One popular moral theory that denies that morality is solely about the consequences of our actions is known as Deontology. The most influential and widely adhered to version of Deontology was extensively laid out by Immanuel Kant (1724–1804). Kant’s ethics, as well as the overall philosophical system in which it is embedded, is vast and incredibly difficult. However, one relatively simple concept lies at the center of his ethical system: The Categorical Imperative.
via Introduction to Deontology: Kantian Ethics (1000-Word Philosophy)
Author: Andrew Chapman
Word Count: 1000
We frequently say things like, ‘This seems possible,’ ‘That can’t be done,’ ‘This must happen,’ ‘She might be able to . . ,’ ‘This is necessary for . .’ and so on.
Claims like these are modal claims. They involve the modal concepts of actuality, possibility, and necessity.
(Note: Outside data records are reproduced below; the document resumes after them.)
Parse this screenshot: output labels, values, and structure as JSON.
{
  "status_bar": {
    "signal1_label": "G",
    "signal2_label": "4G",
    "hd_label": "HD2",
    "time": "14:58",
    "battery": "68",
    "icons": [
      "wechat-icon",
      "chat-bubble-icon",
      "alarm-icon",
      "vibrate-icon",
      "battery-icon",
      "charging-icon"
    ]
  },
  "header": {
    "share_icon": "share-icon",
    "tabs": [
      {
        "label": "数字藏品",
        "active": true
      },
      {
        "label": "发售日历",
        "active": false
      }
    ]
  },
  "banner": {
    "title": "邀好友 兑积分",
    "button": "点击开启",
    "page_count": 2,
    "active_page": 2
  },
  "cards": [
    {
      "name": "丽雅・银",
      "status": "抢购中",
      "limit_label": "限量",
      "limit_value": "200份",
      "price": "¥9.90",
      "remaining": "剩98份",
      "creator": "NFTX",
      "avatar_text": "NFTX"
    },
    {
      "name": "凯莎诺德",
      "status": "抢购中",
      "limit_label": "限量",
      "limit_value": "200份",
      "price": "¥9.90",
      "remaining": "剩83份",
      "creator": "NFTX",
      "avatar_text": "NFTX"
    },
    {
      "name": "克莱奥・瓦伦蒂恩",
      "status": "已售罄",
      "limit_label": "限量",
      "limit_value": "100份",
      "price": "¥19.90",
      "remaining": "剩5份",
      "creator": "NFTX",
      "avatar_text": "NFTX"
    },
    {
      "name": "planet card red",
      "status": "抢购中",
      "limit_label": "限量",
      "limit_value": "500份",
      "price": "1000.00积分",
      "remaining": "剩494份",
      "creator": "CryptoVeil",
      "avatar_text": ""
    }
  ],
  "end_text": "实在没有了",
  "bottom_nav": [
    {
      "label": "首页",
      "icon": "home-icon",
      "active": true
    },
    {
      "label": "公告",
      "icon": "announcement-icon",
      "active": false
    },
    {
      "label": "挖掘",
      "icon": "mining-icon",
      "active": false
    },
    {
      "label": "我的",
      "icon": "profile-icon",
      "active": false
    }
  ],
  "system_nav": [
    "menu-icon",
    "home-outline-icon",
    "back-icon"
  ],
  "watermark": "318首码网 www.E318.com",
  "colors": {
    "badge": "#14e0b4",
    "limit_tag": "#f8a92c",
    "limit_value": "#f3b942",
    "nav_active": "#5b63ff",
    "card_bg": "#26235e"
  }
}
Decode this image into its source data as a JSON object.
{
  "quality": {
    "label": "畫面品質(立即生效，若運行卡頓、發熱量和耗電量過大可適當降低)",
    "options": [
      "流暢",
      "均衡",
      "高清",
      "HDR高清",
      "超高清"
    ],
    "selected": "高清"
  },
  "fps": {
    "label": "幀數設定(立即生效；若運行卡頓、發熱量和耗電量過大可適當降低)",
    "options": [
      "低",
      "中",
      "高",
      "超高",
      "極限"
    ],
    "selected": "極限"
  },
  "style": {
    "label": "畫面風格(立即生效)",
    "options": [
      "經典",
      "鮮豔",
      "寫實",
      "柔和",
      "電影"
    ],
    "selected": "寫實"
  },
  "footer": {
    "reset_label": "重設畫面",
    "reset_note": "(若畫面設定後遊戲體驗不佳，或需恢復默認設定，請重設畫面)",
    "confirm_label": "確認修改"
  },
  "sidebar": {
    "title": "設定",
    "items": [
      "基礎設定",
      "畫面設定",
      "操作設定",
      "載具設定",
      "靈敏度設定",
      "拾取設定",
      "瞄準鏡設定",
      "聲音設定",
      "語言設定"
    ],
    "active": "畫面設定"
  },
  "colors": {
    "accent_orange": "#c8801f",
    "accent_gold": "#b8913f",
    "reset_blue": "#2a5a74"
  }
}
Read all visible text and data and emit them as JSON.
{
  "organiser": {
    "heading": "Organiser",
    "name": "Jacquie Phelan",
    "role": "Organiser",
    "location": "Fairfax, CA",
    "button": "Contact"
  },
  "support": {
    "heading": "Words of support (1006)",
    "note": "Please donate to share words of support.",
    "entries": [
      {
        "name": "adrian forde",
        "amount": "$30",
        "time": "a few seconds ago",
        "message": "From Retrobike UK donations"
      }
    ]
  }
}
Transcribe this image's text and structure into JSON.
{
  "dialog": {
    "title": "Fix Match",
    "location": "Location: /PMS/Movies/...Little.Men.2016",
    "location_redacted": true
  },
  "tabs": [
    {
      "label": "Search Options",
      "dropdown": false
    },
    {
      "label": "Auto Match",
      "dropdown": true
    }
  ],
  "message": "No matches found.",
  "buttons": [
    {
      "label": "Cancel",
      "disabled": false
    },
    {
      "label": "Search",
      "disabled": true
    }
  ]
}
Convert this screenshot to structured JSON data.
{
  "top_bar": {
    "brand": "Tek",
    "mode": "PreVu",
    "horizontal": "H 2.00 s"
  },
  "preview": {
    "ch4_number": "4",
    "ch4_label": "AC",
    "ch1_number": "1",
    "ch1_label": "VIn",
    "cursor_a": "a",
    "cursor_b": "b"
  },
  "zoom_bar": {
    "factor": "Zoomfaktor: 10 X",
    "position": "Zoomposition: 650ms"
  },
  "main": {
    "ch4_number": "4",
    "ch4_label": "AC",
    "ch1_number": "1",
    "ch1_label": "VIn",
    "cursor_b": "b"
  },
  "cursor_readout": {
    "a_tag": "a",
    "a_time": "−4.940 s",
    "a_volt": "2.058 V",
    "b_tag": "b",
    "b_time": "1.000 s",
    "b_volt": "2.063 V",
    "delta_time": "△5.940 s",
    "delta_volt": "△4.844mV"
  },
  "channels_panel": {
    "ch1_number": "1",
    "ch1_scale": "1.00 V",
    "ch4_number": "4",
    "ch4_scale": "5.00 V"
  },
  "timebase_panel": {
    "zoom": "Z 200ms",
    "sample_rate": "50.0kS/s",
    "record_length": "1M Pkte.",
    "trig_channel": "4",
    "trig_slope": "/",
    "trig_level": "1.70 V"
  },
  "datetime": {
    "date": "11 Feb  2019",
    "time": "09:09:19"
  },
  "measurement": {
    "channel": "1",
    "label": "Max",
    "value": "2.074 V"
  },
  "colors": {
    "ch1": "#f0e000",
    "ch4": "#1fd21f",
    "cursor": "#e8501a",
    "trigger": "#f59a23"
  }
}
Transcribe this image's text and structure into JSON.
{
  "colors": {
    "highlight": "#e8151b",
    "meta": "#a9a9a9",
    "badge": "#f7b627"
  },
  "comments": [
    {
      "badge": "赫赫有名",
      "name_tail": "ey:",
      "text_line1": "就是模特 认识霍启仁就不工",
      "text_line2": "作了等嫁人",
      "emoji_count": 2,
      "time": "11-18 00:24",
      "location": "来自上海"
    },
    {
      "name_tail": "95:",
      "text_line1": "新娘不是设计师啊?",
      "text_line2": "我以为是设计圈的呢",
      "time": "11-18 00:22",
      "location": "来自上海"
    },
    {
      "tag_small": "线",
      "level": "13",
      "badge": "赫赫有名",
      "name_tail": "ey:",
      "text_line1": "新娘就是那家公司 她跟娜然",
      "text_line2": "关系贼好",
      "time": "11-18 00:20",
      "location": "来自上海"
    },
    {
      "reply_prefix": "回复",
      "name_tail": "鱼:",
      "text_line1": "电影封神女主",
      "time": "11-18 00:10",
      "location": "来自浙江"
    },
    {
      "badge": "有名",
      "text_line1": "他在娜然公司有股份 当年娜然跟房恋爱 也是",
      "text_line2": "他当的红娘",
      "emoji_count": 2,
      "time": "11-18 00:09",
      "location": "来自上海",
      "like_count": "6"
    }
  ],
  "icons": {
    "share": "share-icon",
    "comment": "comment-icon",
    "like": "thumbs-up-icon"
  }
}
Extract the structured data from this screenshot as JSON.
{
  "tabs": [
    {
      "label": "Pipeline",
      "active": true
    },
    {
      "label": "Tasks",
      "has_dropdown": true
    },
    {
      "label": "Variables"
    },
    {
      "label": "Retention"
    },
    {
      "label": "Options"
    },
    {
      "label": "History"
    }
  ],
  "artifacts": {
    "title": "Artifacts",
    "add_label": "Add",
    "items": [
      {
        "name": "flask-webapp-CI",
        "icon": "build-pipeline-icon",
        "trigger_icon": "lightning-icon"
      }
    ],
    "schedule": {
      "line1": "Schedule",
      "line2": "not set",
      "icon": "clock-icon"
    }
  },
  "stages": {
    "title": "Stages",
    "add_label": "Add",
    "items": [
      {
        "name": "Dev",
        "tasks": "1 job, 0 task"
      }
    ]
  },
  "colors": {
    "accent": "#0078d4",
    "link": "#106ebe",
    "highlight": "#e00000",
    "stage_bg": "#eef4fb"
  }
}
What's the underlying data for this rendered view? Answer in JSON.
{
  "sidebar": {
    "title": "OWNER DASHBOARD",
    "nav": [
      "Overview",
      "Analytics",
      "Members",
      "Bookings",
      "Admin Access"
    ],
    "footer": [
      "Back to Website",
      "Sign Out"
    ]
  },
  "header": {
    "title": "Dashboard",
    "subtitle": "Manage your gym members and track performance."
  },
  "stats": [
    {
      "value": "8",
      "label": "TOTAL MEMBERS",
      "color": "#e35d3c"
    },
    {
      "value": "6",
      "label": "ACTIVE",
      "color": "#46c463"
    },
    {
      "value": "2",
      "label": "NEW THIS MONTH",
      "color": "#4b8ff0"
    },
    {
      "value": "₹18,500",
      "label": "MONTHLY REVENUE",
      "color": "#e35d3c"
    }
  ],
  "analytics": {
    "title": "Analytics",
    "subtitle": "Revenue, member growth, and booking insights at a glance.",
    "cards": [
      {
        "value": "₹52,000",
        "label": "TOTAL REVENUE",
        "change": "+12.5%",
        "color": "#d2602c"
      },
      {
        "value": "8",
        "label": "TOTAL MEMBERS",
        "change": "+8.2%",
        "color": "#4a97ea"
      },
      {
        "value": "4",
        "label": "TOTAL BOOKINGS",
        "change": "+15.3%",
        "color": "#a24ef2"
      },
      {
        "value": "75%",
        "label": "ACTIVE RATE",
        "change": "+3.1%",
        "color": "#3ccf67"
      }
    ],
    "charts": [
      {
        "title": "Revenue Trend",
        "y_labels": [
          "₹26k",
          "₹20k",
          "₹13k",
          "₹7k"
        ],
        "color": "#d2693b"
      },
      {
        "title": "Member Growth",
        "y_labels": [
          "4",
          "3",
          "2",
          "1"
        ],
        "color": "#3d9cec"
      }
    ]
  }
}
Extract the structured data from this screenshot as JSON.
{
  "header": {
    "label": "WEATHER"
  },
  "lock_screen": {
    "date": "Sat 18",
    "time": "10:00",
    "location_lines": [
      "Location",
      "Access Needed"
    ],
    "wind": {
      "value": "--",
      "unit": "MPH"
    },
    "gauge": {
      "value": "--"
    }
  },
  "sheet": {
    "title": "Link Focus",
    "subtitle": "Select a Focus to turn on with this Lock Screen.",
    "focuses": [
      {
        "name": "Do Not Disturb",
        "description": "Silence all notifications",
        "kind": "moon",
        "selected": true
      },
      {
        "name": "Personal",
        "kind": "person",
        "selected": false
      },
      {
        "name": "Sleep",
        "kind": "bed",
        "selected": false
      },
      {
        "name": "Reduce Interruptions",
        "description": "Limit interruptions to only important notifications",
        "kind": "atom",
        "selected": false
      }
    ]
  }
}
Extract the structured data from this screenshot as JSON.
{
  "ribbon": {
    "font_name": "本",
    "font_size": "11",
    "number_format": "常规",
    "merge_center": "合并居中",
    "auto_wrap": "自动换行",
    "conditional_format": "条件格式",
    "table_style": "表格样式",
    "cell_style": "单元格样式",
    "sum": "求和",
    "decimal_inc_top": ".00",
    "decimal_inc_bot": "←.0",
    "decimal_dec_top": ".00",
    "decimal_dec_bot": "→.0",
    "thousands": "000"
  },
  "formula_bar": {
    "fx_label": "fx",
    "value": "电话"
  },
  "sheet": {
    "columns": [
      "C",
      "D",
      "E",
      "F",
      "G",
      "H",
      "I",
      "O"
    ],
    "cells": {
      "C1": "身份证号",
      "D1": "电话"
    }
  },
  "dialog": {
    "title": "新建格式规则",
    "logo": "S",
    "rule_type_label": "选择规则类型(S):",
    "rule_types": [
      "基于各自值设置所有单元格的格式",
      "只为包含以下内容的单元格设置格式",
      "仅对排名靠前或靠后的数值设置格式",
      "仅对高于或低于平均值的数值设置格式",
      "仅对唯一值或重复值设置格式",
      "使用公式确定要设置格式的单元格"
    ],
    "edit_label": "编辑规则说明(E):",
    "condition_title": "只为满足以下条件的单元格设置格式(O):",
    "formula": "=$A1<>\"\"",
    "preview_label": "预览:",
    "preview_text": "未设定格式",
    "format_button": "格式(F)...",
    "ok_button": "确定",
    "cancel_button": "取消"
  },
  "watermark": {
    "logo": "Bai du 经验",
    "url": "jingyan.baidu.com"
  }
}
Modality concerns the mode or way in which a claim is true or false, and how something exists or does not exist.
This essay explains basic modal concepts, illustrates some different kinds of possibility and necessity, and briefly explains how we try to identify whether a modal claim is true or false…
Read the rest at 1000-Word Philosophy: An Introduction Anthology.